PROBLEM REQUIREMENTS:
Copy every line below precisely, leaving nothing out.

[Items from an interface collection]
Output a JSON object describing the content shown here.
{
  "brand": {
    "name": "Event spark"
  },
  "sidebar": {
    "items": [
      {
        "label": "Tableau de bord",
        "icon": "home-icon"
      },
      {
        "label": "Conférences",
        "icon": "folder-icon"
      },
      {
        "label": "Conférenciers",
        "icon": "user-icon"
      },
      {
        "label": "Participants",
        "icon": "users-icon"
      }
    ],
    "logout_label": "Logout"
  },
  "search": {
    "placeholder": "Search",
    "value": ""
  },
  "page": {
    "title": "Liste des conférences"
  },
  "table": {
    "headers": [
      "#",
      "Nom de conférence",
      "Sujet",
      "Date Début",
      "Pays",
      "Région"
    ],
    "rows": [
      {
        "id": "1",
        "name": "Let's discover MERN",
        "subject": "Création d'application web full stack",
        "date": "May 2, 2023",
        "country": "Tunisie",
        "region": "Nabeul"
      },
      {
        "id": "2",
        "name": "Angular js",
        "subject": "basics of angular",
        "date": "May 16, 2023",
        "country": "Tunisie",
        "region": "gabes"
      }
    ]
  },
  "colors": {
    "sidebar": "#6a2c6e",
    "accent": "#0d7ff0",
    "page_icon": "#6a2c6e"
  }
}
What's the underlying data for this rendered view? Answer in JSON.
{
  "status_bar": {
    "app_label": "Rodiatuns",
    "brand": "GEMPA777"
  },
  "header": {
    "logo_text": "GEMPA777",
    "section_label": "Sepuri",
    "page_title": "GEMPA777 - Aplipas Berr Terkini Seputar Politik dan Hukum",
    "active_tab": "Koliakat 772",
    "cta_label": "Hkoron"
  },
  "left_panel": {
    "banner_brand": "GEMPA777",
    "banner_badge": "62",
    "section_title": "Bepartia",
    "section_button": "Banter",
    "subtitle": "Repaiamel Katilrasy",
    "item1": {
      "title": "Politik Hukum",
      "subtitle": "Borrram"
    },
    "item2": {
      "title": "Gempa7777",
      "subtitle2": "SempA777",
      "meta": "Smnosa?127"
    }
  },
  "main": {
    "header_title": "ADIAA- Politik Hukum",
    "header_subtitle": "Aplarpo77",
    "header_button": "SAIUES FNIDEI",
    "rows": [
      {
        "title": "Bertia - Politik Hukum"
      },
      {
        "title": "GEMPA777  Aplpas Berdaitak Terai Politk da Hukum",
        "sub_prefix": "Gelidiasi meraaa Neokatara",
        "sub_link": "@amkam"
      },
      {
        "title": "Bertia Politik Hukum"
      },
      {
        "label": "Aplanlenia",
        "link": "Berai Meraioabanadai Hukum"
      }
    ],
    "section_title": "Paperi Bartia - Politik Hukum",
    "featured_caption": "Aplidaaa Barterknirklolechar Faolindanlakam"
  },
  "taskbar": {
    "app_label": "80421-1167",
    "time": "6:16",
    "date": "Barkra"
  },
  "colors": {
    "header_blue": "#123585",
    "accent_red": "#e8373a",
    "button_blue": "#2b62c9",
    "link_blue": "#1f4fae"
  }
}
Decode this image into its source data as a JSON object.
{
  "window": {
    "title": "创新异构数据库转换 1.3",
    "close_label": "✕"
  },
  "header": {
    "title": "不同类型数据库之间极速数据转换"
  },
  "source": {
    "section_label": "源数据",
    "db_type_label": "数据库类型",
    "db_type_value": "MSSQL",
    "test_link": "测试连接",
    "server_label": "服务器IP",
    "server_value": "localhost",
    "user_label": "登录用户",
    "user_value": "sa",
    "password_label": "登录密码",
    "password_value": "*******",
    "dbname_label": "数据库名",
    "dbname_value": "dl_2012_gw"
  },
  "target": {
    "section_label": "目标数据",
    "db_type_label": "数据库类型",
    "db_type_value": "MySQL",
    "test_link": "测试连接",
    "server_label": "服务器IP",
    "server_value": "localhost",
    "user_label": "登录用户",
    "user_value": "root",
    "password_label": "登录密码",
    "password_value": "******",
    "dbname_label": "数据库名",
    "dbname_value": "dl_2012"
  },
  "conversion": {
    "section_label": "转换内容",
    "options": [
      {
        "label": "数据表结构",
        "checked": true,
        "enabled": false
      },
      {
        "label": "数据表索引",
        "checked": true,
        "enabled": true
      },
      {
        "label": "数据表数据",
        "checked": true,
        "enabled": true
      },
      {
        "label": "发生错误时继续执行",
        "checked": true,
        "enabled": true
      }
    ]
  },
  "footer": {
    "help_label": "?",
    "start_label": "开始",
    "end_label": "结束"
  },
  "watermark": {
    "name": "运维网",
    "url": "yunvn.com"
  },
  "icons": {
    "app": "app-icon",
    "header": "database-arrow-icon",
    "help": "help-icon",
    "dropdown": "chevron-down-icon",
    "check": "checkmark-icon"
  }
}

RESPONSE TO THE EXERCISE:
Output a JSON object describing the content shown here.
{
  "brand": {
    "name": "Event spark"
  },
  "sidebar": {
    "items": [
      {
        "label": "Tableau de bord",
        "icon": "home-icon"
      },
      {
        "label": "Conférences",
        "icon": "folder-icon"
      },
      {
        "label": "Conférenciers",
        "icon": "user-icon"
      },
      {
        "label": "Participants",
        "icon": "users-icon"
      }
    ],
    "logout_label": "Logout"
  },
  "search": {
    "placeholder": "Search",
    "value": ""
  },
  "page": {
    "title": "Liste des conférences"
  },
  "table": {
    "headers": [
      "#",
      "Nom de conférence",
      "Sujet",
      "Date Début",
      "Pays",
      "Région"
    ],
    "rows": [
      {
        "id": "1",
        "name": "Let's discover MERN",
        "subject": "Création d'application web full stack",
        "date": "May 2, 2023",
        "country": "Tunisie",
        "region": "Nabeul"
      },
      {
        "id": "2",
        "name": "Angular js",
        "subject": "basics of angular",
        "date": "May 16, 2023",
        "country": "Tunisie",
        "region": "gabes"
      }
    ]
  },
  "colors": {
    "sidebar": "#6a2c6e",
    "accent": "#0d7ff0",
    "page_icon": "#6a2c6e"
  }
}
What's the underlying data for this rendered view? Answer in JSON.
{
  "status_bar": {
    "app_label": "Rodiatuns",
    "brand": "GEMPA777"
  },
  "header": {
    "logo_text": "GEMPA777",
    "section_label": "Sepuri",
    "page_title": "GEMPA777 - Aplipas Berr Terkini Seputar Politik dan Hukum",
    "active_tab": "Koliakat 772",
    "cta_label": "Hkoron"
  },
  "left_panel": {
    "banner_brand": "GEMPA777",
    "banner_badge": "62",
    "section_title": "Bepartia",
    "section_button": "Banter",
    "subtitle": "Repaiamel Katilrasy",
    "item1": {
      "title": "Politik Hukum",
      "subtitle": "Borrram"
    },
    "item2": {
      "title": "Gempa7777",
      "subtitle2": "SempA777",
      "meta": "Smnosa?127"
    }
  },
  "main": {
    "header_title": "ADIAA- Politik Hukum",
    "header_subtitle": "Aplarpo77",
    "header_button": "SAIUES FNIDEI",
    "rows": [
      {
        "title": "Bertia - Politik Hukum"
      },
      {
        "title": "GEMPA777  Aplpas Berdaitak Terai Politk da Hukum",
        "sub_prefix": "Gelidiasi meraaa Neokatara",
        "sub_link": "@amkam"
      },
      {
        "title": "Bertia Politik Hukum"
      },
      {
        "label": "Aplanlenia",
        "link": "Berai Meraioabanadai Hukum"
      }
    ],
    "section_title": "Paperi Bartia - Politik Hukum",
    "featured_caption": "Aplidaaa Barterknirklolechar Faolindanlakam"
  },
  "taskbar": {
    "app_label": "80421-1167",
    "time": "6:16",
    "date": "Barkra"
  },
  "colors": {
    "header_blue": "#123585",
    "accent_red": "#e8373a",
    "button_blue": "#2b62c9",
    "link_blue": "#1f4fae"
  }
}
Decode this image into its source data as a JSON object.
{
  "window": {
    "title": "创新异构数据库转换 1.3",
    "close_label": "✕"
  },
  "header": {
    "title": "不同类型数据库之间极速数据转换"
  },
  "source": {
    "section_label": "源数据",
    "db_type_label": "数据库类型",
    "db_type_value": "MSSQL",
    "test_link": "测试连接",
    "server_label": "服务器IP",
    "server_value": "localhost",
    "user_label": "登录用户",
    "user_value": "sa",
    "password_label": "登录密码",
    "password_value": "*******",
    "dbname_label": "数据库名",
    "dbname_value": "dl_2012_gw"
  },
  "target": {
    "section_label": "目标数据",
    "db_type_label": "数据库类型",
    "db_type_value": "MySQL",
    "test_link": "测试连接",
    "server_label": "服务器IP",
    "server_value": "localhost",
    "user_label": "登录用户",
    "user_value": "root",
    "password_label": "登录密码",
    "password_value": "******",
    "dbname_label": "数据库名",
    "dbname_value": "dl_2012"
  },
  "conversion": {
    "section_label": "转换内容",
    "options": [
      {
        "label": "数据表结构",
        "checked": true,
        "enabled": false
      },
      {
        "label": "数据表索引",
        "checked": true,
        "enabled": true
      },
      {
        "label": "数据表数据",
        "checked": true,
        "enabled": true
      },
      {
        "label": "发生错误时继续执行",
        "checked": true,
        "enabled": true
      }
    ]
  },
  "footer": {
    "help_label": "?",
    "start_label": "开始",
    "end_label": "结束"
  },
  "watermark": {
    "name": "运维网",
    "url": "yunvn.com"
  },
  "icons": {
    "app": "app-icon",
    "header": "database-arrow-icon",
    "help": "help-icon",
    "dropdown": "chevron-down-icon",
    "check": "checkmark-icon"
  }
}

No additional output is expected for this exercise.